If you’ve ever experienced even a snippet of this workplace-to-homeplace transition challenge, you’re not alone! And realize there’s a lot you can do to adapt your way around it. The solution lies within your own thinking.
Strategies For Mentally Disengaging From Work At Will
Addressing this transition involves recognizing that mentally disengaging from work is a skill within your control to execute. Some proven approaches came out of the “Strategies for Enhancing Performance”*a seven-year study involving experimental control subjects. These strategies will help you disengage from work regardless of whether you commute or are an at-home employee:
1. Set a Definite Work Close-out Time. If your work makes it necessary for you to check-in during the evening or early morning hours, set specific times to log on. Very importantly, let key people know your plan so they can coordinate and work around your schedule.
2. Create Your End-of-Day Symbol. Just as the commute home helps to symbolize the separation of work from home life, you want to create a symbol to signify the end of your workday mentally.
It’s something I call “The Anchor Quick Charge.”**It could be cleaning off your desk or putting your reading glasses in your pocket. For me, it’s closing my office door. Practice consistently working with your symbol for at least two weeks before assessing its overall effectiveness. For more self-initiated strategies such as this, check out “Quick Charges”**at www.drdebbright.com.

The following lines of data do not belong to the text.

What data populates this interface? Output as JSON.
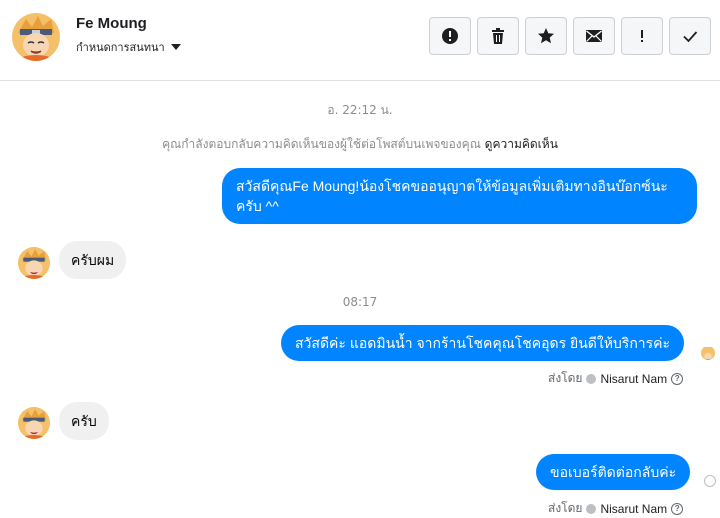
{
  "header": {
    "contact_name": "Fe Moung",
    "settings_label": "กำหนดการสนทนา"
  },
  "actions": [
    {
      "name": "report-button",
      "icon": "alert-circle-icon"
    },
    {
      "name": "delete-button",
      "icon": "trash-icon"
    },
    {
      "name": "star-button",
      "icon": "star-icon"
    },
    {
      "name": "mark-unread-button",
      "icon": "envelope-icon"
    },
    {
      "name": "important-button",
      "icon": "exclamation-icon"
    },
    {
      "name": "mark-done-button",
      "icon": "check-icon"
    }
  ],
  "conversation": {
    "timestamp_1": "อ. 22:12 น.",
    "notice_text": "คุณกำลังตอบกลับความคิดเห็นของผู้ใช้ต่อโพสต์บนเพจของคุณ",
    "notice_link": "ดูความคิดเห็น",
    "msg_1_out": "สวัสดีคุณFe Moung!น้องโชคขออนุญาตให้ข้อมูลเพิ่มเติมทางอินบ๊อกซ์นะครับ ^^",
    "msg_2_in": "ครับผม",
    "timestamp_2": "08:17",
    "msg_3_out": "สวัสดีค่ะ แอดมินน้ำ จากร้านโชคคุณโชคอุดร ยินดีให้บริการค่ะ",
    "sent_by_label": "ส่งโดย",
    "sent_by_name": "Nisarut Nam",
    "msg_4_in": "ครับ",
    "msg_5_out": "ขอเบอร์ติดต่อกลับค่ะ"
  },
  "colors": {
    "accent": "#0084ff",
    "incoming_bubble": "#f0f0f0"
  }
}
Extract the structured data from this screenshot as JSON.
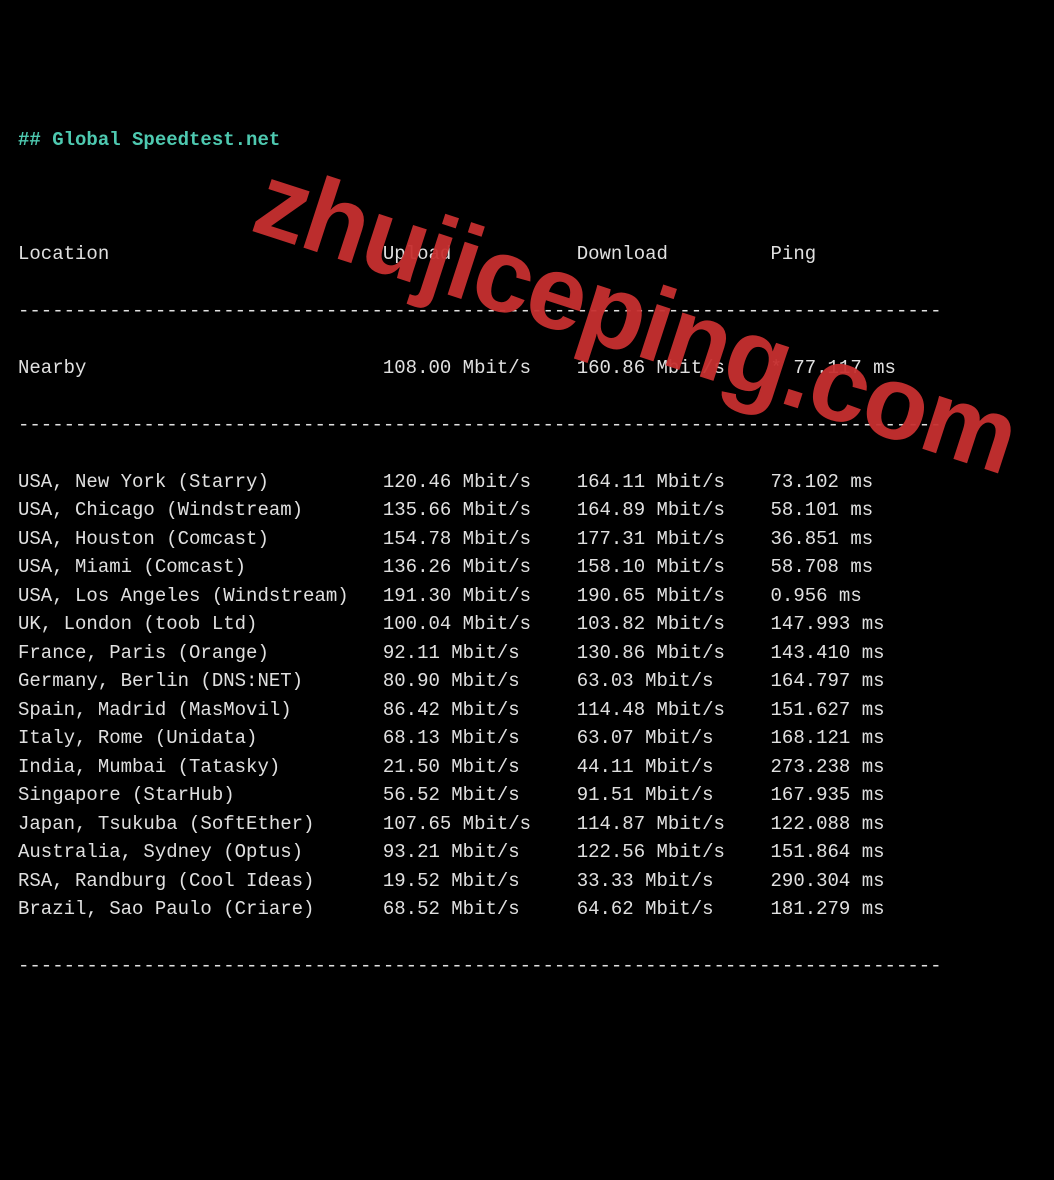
{
  "title": "## Global Speedtest.net",
  "watermark": "zhujiceping.com",
  "headers": {
    "location": "Location",
    "upload": "Upload",
    "download": "Download",
    "ping": "Ping"
  },
  "nearby": {
    "location": "Nearby",
    "upload": "108.00 Mbit/s",
    "download": "160.86 Mbit/s",
    "ping": "* 77.117 ms"
  },
  "rows": [
    {
      "location": "USA, New York (Starry)",
      "upload": "120.46 Mbit/s",
      "download": "164.11 Mbit/s",
      "ping": "73.102 ms"
    },
    {
      "location": "USA, Chicago (Windstream)",
      "upload": "135.66 Mbit/s",
      "download": "164.89 Mbit/s",
      "ping": "58.101 ms"
    },
    {
      "location": "USA, Houston (Comcast)",
      "upload": "154.78 Mbit/s",
      "download": "177.31 Mbit/s",
      "ping": "36.851 ms"
    },
    {
      "location": "USA, Miami (Comcast)",
      "upload": "136.26 Mbit/s",
      "download": "158.10 Mbit/s",
      "ping": "58.708 ms"
    },
    {
      "location": "USA, Los Angeles (Windstream)",
      "upload": "191.30 Mbit/s",
      "download": "190.65 Mbit/s",
      "ping": "0.956 ms"
    },
    {
      "location": "UK, London (toob Ltd)",
      "upload": "100.04 Mbit/s",
      "download": "103.82 Mbit/s",
      "ping": "147.993 ms"
    },
    {
      "location": "France, Paris (Orange)",
      "upload": "92.11 Mbit/s",
      "download": "130.86 Mbit/s",
      "ping": "143.410 ms"
    },
    {
      "location": "Germany, Berlin (DNS:NET)",
      "upload": "80.90 Mbit/s",
      "download": "63.03 Mbit/s",
      "ping": "164.797 ms"
    },
    {
      "location": "Spain, Madrid (MasMovil)",
      "upload": "86.42 Mbit/s",
      "download": "114.48 Mbit/s",
      "ping": "151.627 ms"
    },
    {
      "location": "Italy, Rome (Unidata)",
      "upload": "68.13 Mbit/s",
      "download": "63.07 Mbit/s",
      "ping": "168.121 ms"
    },
    {
      "location": "India, Mumbai (Tatasky)",
      "upload": "21.50 Mbit/s",
      "download": "44.11 Mbit/s",
      "ping": "273.238 ms"
    },
    {
      "location": "Singapore (StarHub)",
      "upload": "56.52 Mbit/s",
      "download": "91.51 Mbit/s",
      "ping": "167.935 ms"
    },
    {
      "location": "Japan, Tsukuba (SoftEther)",
      "upload": "107.65 Mbit/s",
      "download": "114.87 Mbit/s",
      "ping": "122.088 ms"
    },
    {
      "location": "Australia, Sydney (Optus)",
      "upload": "93.21 Mbit/s",
      "download": "122.56 Mbit/s",
      "ping": "151.864 ms"
    },
    {
      "location": "RSA, Randburg (Cool Ideas)",
      "upload": "19.52 Mbit/s",
      "download": "33.33 Mbit/s",
      "ping": "290.304 ms"
    },
    {
      "location": "Brazil, Sao Paulo (Criare)",
      "upload": "68.52 Mbit/s",
      "download": "64.62 Mbit/s",
      "ping": "181.279 ms"
    }
  ],
  "divider": "---------------------------------------------------------------------------------",
  "col_widths": {
    "location": 32,
    "upload": 17,
    "download": 17,
    "ping": 15
  }
}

3. Give Yourself Personal Time. On days you work at home, give yourself some personal time before engaging with family members or loved ones, whether it’s time alone to sit, meditate, watch TV, or exercise. Measure how much time you need to mentally make the shift before meeting with family members or friends.
4. Try to Stay in the Present. When engaging with loved ones or friends, make a pact to avoid asking each other questions like, “How was your day?” Raising this sort of question mentally brings to the forefront everything you’ve been trying to tuck neatly away. Instead, ask something like, “Anything new or exciting happen today?” and see how everything you’ve tried to put behind you stays there. Besides, asking this question helps to get your evening off to a good start.
You might want to use this four-step approach regardless of whether you work remotely or not. It’s a great routine to follow, and when you do, you’ll be controlling your work as opposed to being controlled by your work!
*National study completed collaboratively with New York-Presbyterian Hospital and Bright Enterprises 2003 – 2010
**AnchorQuick Charge - a technique that I developed years ago that is used instantly in situations without detection from others to direct stress positively and help you perform at your best.
Deborah Bright is the founder and president of Bright Enterprises, Inc., an executive coaching and training organization, and the author of six books, including The Truth Doesn’t Have to Hurt: How to Use Criticism to Strengthen Relationships, Improve Performance, and Promote Change (AMACOM, 2014).